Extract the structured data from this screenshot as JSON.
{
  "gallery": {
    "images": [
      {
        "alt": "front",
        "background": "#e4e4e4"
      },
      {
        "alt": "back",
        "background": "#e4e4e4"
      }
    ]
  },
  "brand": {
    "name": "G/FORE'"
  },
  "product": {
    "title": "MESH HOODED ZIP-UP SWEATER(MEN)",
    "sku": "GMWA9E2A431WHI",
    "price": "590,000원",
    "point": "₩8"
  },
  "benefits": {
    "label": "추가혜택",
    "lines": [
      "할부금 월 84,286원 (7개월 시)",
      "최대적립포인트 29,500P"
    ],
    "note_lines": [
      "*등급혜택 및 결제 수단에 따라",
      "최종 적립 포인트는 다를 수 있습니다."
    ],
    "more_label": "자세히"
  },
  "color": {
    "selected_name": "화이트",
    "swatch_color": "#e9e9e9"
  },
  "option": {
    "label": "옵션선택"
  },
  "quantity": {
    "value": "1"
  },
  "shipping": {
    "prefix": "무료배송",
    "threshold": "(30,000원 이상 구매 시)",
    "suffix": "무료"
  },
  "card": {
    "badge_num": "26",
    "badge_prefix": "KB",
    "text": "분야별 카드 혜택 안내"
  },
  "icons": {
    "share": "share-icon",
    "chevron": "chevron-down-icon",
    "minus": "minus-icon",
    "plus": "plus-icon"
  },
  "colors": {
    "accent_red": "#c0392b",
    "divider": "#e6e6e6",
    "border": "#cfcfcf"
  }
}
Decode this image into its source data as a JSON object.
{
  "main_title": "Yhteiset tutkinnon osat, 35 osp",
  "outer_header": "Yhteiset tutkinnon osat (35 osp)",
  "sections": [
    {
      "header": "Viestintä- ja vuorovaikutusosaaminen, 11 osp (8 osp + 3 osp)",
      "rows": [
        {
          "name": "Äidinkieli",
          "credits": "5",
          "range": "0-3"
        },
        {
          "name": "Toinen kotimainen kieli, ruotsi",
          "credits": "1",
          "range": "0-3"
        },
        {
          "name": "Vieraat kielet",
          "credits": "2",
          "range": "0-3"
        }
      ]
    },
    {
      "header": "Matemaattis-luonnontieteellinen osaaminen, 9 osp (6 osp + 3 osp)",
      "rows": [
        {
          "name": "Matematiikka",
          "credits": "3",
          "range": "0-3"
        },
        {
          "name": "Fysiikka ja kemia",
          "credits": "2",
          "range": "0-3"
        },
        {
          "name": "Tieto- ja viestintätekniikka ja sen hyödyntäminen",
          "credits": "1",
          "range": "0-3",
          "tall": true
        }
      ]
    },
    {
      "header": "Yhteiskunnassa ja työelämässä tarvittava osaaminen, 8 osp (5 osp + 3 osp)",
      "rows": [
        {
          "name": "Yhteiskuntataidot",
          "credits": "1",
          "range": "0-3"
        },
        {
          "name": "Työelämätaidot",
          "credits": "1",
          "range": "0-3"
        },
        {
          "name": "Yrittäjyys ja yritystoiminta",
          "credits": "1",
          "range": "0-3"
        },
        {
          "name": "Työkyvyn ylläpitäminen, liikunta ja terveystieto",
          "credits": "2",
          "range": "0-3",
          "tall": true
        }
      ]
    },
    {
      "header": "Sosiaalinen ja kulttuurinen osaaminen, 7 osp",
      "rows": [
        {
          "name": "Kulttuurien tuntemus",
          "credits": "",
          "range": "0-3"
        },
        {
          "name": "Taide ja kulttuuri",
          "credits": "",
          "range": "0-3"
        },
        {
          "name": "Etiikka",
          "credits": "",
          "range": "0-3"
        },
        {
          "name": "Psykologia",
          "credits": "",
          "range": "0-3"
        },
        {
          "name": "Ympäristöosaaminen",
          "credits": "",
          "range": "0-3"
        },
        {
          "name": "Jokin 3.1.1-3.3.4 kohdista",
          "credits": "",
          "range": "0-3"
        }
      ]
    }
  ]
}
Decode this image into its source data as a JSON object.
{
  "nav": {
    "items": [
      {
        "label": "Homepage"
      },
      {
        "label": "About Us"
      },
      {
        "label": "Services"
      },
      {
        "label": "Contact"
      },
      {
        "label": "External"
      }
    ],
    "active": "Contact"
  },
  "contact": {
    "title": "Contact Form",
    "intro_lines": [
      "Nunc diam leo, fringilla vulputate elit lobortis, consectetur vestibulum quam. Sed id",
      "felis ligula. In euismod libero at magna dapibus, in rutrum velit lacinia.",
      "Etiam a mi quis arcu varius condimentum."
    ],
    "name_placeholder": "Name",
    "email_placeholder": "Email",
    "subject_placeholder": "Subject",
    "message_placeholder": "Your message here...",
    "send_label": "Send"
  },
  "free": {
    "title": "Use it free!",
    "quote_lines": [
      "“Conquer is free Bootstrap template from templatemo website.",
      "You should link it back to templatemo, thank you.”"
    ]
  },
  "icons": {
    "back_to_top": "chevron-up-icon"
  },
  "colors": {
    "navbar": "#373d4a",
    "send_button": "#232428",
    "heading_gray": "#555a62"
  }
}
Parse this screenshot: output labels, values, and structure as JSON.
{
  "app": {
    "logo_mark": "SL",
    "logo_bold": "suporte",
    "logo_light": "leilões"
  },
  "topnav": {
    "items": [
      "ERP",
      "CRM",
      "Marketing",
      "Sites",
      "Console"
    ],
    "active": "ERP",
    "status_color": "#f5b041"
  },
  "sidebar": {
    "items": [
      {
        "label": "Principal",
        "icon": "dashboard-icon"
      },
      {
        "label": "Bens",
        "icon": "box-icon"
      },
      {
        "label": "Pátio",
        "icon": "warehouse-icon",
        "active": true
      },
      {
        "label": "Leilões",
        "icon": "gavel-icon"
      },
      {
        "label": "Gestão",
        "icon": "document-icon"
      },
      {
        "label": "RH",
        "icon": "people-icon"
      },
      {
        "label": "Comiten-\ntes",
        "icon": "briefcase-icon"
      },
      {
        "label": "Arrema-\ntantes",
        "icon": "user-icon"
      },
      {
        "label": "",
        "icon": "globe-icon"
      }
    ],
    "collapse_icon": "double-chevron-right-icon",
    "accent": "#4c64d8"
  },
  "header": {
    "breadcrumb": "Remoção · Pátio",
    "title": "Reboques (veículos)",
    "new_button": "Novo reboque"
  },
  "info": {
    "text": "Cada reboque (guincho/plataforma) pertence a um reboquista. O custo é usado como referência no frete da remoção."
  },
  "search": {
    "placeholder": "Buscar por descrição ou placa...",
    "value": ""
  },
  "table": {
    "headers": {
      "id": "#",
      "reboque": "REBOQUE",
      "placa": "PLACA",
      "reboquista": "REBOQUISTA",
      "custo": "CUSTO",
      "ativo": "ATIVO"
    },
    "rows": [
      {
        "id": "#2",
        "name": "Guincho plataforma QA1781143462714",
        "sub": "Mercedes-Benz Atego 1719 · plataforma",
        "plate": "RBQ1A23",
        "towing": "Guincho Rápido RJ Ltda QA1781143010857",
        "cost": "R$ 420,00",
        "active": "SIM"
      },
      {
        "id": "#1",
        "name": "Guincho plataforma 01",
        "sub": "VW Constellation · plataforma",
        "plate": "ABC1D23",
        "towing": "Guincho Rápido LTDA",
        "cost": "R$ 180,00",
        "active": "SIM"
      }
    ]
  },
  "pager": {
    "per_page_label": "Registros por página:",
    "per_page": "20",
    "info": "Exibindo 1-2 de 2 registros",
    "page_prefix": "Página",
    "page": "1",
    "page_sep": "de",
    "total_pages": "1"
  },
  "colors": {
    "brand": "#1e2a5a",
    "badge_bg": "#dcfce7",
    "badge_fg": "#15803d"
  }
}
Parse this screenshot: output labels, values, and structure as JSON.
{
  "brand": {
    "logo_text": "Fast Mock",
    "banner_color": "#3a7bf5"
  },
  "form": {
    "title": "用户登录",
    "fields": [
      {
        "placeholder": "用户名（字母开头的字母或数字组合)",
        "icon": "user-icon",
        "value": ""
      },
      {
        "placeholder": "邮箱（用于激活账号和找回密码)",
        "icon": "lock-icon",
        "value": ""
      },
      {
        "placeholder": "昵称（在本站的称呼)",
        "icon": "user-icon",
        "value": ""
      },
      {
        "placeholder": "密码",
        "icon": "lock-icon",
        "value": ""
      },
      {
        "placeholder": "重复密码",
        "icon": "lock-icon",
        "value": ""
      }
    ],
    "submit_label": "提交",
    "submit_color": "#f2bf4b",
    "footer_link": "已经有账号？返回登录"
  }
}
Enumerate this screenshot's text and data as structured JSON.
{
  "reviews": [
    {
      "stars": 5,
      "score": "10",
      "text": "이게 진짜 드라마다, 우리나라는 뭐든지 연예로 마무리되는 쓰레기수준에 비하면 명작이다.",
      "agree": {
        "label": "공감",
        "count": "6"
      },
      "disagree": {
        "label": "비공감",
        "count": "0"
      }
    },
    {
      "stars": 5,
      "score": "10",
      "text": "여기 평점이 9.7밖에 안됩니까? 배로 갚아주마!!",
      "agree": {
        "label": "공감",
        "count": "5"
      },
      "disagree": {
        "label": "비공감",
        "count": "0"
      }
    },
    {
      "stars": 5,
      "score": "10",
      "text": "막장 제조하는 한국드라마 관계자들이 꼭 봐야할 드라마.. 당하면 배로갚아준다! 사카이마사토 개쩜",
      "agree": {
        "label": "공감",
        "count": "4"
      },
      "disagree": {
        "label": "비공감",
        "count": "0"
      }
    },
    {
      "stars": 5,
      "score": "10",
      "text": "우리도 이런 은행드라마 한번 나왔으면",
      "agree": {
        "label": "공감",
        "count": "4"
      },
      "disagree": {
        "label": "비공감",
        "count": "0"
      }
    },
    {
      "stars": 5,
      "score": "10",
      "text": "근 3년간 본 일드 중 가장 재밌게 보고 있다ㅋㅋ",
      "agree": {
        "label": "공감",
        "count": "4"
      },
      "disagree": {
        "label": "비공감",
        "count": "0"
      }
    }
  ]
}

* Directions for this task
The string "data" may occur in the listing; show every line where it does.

* Response for this exercise
Extract the structured data from this screenshot as JSON.
Decode this image into its source data as a JSON object.
Decode this image into its source data as a JSON object.
Enumerate this screenshot's text and data as structured JSON.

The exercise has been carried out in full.